by Lydia Baxter
Have you ever met someone who utterly and completely changed your life? This is just what Georgie Burns, a verbose American woman, discovers when she meets Alex Priest, an aloof Irishman, in a London train station. Within moments of their meeting, driven by impulse and desire, she plants a kiss on Alex’s neck.
Now, to most of us, this level of intimacy between strangers might seem especially, well, strange. But romantic as it may sound, this is not another cliché love story. Heisenberg by Simon Stephens, our second show of the Winter Mainstage Season, is a tale of serendipity and self-discovery. It examines how other people—including total strangers—surprise and challenge us, and in turn, force us to face our own idiosyncrasies.

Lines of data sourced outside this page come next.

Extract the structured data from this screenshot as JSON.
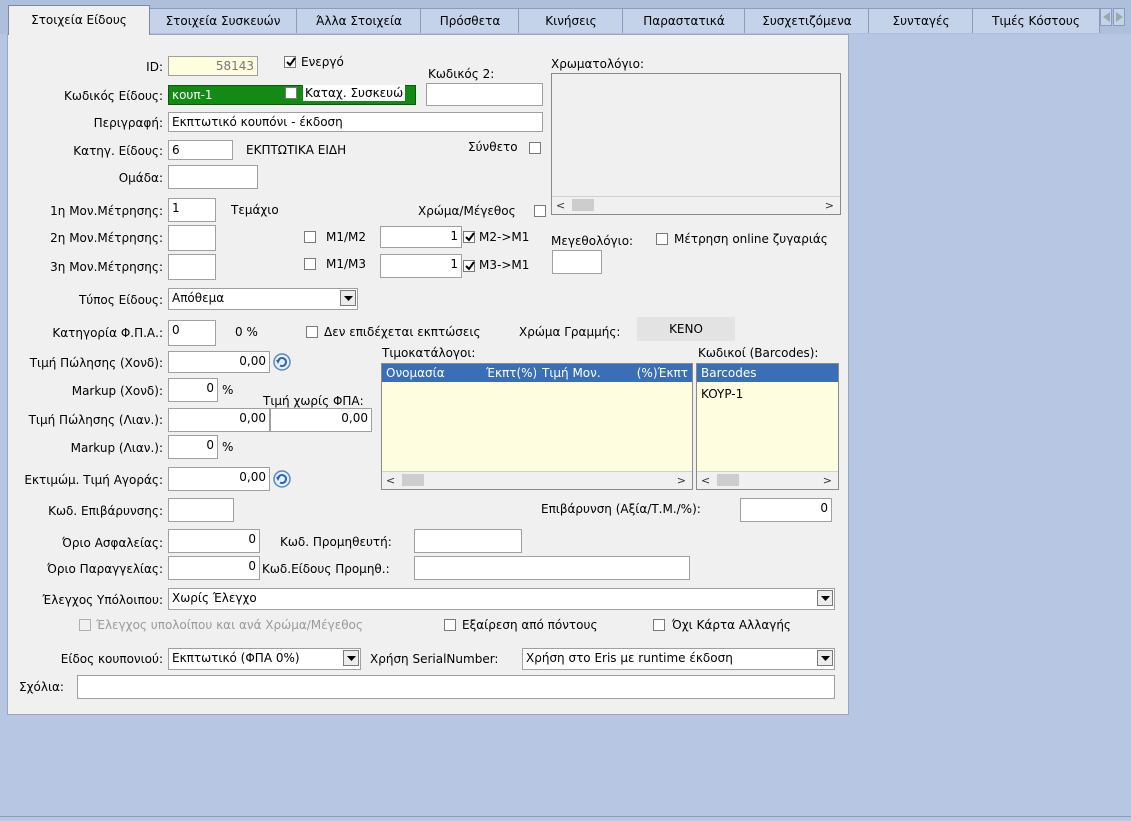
{
  "tabs": [
    {
      "label": "Στοιχεία Είδους",
      "active": true
    },
    {
      "label": "Στοιχεία Συσκευών"
    },
    {
      "label": "Άλλα Στοιχεία"
    },
    {
      "label": "Πρόσθετα"
    },
    {
      "label": "Κινήσεις"
    },
    {
      "label": "Παραστατικά"
    },
    {
      "label": "Συσχετιζόμενα"
    },
    {
      "label": "Συνταγές"
    },
    {
      "label": "Τιμές Κόστους"
    }
  ],
  "form": {
    "id_label": "ID:",
    "id_value": "58143",
    "active_label": "Ενεργό",
    "active_checked": true,
    "code2_label": "Κωδικός 2:",
    "code2_value": "",
    "color_palette_label": "Χρωματολόγιο:",
    "item_code_label": "Κωδικός Είδους:",
    "item_code_value": "κουπ-1",
    "device_cat_label": "Καταχ. Συσκευώ",
    "description_label": "Περιγραφή:",
    "description_value": "Εκπτωτικό κουπόνι - έκδοση",
    "category_label": "Κατηγ. Είδους:",
    "category_value": "6",
    "category_name": "ΕΚΠΤΩΤΙΚΑ ΕΙΔΗ",
    "composite_label": "Σύνθετο",
    "group_label": "Ομάδα:",
    "group_value": "",
    "unit1_label": "1η Μον.Μέτρησης:",
    "unit1_value": "1",
    "unit1_name": "Τεμάχιο",
    "color_size_label": "Χρώμα/Μέγεθος",
    "unit2_label": "2η Μον.Μέτρησης:",
    "unit2_value": "",
    "m1m2_label": "M1/M2",
    "m1m2_value": "1",
    "m2m1_label": "M2->M1",
    "size_palette_label": "Μεγεθολόγιο:",
    "online_scale_label": "Μέτρηση online ζυγαριάς",
    "unit3_label": "3η Μον.Μέτρησης:",
    "unit3_value": "",
    "m1m3_label": "M1/M3",
    "m1m3_value": "1",
    "m3m1_label": "M3->M1",
    "item_type_label": "Τύπος Είδους:",
    "item_type_value": "Απόθεμα",
    "vat_cat_label": "Κατηγορία Φ.Π.Α.:",
    "vat_cat_value": "0",
    "vat_pct": "0 %",
    "no_discount_label": "Δεν επιδέχεται εκπτώσεις",
    "row_color_label": "Χρώμα Γραμμής:",
    "row_color_value": "ΚΕΝΟ",
    "wholesale_price_label": "Τιμή Πώλησης (Χονδ):",
    "wholesale_price_value": "0,00",
    "pricelists_label": "Τιμοκατάλογοι:",
    "barcodes_label": "Κωδικοί (Barcodes):",
    "markup_wholesale_label": "Markup (Χονδ):",
    "markup_wholesale_value": "0",
    "pct_sign": "%",
    "price_no_vat_label": "Τιμή χωρίς ΦΠΑ:",
    "retail_price_label": "Τιμή Πώλησης (Λιαν.):",
    "retail_price_value": "0,00",
    "price_no_vat_value": "0,00",
    "markup_retail_label": "Markup (Λιαν.):",
    "markup_retail_value": "0",
    "est_purchase_label": "Εκτιμώμ. Τιμή Αγοράς:",
    "est_purchase_value": "0,00",
    "surcharge_code_label": "Κωδ. Επιβάρυνσης:",
    "surcharge_code_value": "",
    "surcharge_label": "Επιβάρυνση (Αξία/Τ.Μ./%):",
    "surcharge_value": "0",
    "safety_limit_label": "Όριο Ασφαλείας:",
    "safety_limit_value": "0",
    "supplier_code_label": "Κωδ. Προμηθευτή:",
    "supplier_code_value": "",
    "order_limit_label": "Όριο Παραγγελίας:",
    "order_limit_value": "0",
    "supplier_item_code_label": "Κωδ.Είδους Προμηθ.:",
    "supplier_item_code_value": "",
    "balance_check_label": "Έλεγχος Υπόλοιπου:",
    "balance_check_value": "Χωρίς Έλεγχο",
    "balance_per_color_label": "Έλεγχος υπολοίπου και ανά Χρώμα/Μέγεθος",
    "exclude_points_label": "Εξαίρεση από πόντους",
    "no_exchange_card_label": "Όχι Κάρτα Αλλαγής",
    "coupon_type_label": "Είδος κουπονιού:",
    "coupon_type_value": "Εκπτωτικό (ΦΠΑ 0%)",
    "serial_usage_label": "Χρήση SerialNumber:",
    "serial_usage_value": "Χρήση στο Eris με runtime έκδοση",
    "comments_label": "Σχόλια:",
    "comments_value": ""
  },
  "pricelists": {
    "columns": [
      "Ονομασία",
      "Έκπτ(%)",
      "Τιμή Μον.",
      "Έκπτ(%)"
    ],
    "rows": []
  },
  "barcodes": {
    "columns": [
      "Barcodes"
    ],
    "rows": [
      "KOYP-1"
    ]
  },
  "colors": {
    "item_code_bg": "#138a13",
    "header_bg": "#3a6fb8",
    "list_bg": "#fffde0"
  }
}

At first glance, Georgie, a middle-aged spitfire of a woman, appears to be an incredibly unlikely match for the reserved older man, Alex. After meeting Georgie, Alex’s solitary, structured existence is turned inside out, and Georgie is exposed to a new way of approaching life. Georgie and Alex are not the only ones to be surprised— audiences will be surprised as well. Mark Brokaw, Director of the original Manhattan Theatre Club production, explains that when audiences first meet these characters, “they think [Alex and Georgie] are a certain way and come to discover with each scene that [the characters] are not anything you thought they were.”
Heisenberg is a play rich in nuance and character development. The intimate setting of FST’s historic Keating Theatre will allow audiences to observe the detailed changes of our two characters as their relationship unfolds.
With two plays already produced on Broadway—The Curious Incident of the Dog in the Night-Time and Heisenberg—British playwright Simon Stephens has gained serious momentum in the United States. An Olivier and Tony Award-winner, Stephens has written over 30 plays. Yet, Heisenberg is distinct. According to Stephens, in Heisenberg, he “wanted to try and release the instinctive—the unpredictable.”
Last seen in the director’s chair for the Summer Mainstage The Absolute Brightness of Leonard Pelkey, Kate Alexander, FST’s Associate Director At-Large, is thrilled to be directing Heisenberg. Returning to FST for her sixth production, Rachel Moulton will be playing Georgie Burns. As part of last year’s Stage III season, Moulton played “Pilot” in Grounded, and her honesty and vulnerability in that role made her the perfect choice for the part of Georgie. Playing Alex Priest is Mark Murphey, a newcomer to FST.
No matter what stage of life a person has reached, one thing is guaranteed: life itself and the people in it will never cease to surprise.